• WORK REQUIRED:
Skip the pictures, and retype the data below in full, exactly.

Saved entries:
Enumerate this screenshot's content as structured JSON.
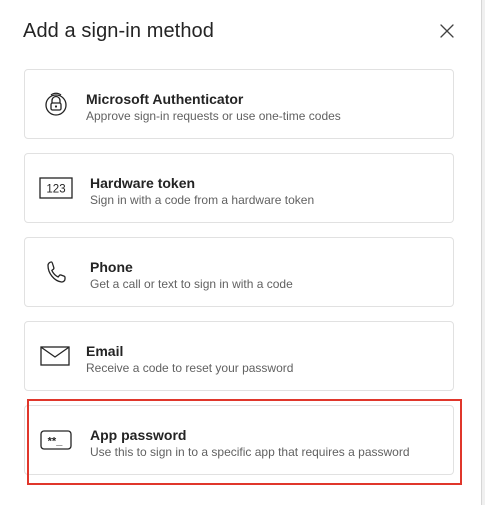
{
  "dialog": {
    "title": "Add a sign-in method",
    "close_icon": "close-icon"
  },
  "methods": [
    {
      "name": "Microsoft Authenticator",
      "description": "Approve sign-in requests or use one-time codes",
      "icon": "authenticator-lock-icon"
    },
    {
      "name": "Hardware token",
      "description": "Sign in with a code from a hardware token",
      "icon": "hardware-token-icon",
      "icon_text": "123"
    },
    {
      "name": "Phone",
      "description": "Get a call or text to sign in with a code",
      "icon": "phone-icon"
    },
    {
      "name": "Email",
      "description": "Receive a code to reset your password",
      "icon": "mail-icon"
    },
    {
      "name": "App password",
      "description": "Use this to sign in to a specific app that requires a password",
      "icon": "app-password-icon",
      "icon_text": "**_",
      "highlighted": true
    }
  ],
  "colors": {
    "highlight_border": "#e0362b",
    "card_border": "#e1e1e1",
    "text_primary": "#242424",
    "text_secondary": "#616161"
  }
}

• OUTPUT FOR THIS TASK:
Enumerate this screenshot's content as structured JSON.
{
  "dialog": {
    "title": "Add a sign-in method",
    "close_icon": "close-icon"
  },
  "methods": [
    {
      "name": "Microsoft Authenticator",
      "description": "Approve sign-in requests or use one-time codes",
      "icon": "authenticator-lock-icon"
    },
    {
      "name": "Hardware token",
      "description": "Sign in with a code from a hardware token",
      "icon": "hardware-token-icon",
      "icon_text": "123"
    },
    {
      "name": "Phone",
      "description": "Get a call or text to sign in with a code",
      "icon": "phone-icon"
    },
    {
      "name": "Email",
      "description": "Receive a code to reset your password",
      "icon": "mail-icon"
    },
    {
      "name": "App password",
      "description": "Use this to sign in to a specific app that requires a password",
      "icon": "app-password-icon",
      "icon_text": "**_",
      "highlighted": true
    }
  ],
  "colors": {
    "highlight_border": "#e0362b",
    "card_border": "#e1e1e1",
    "text_primary": "#242424",
    "text_secondary": "#616161"
  }
}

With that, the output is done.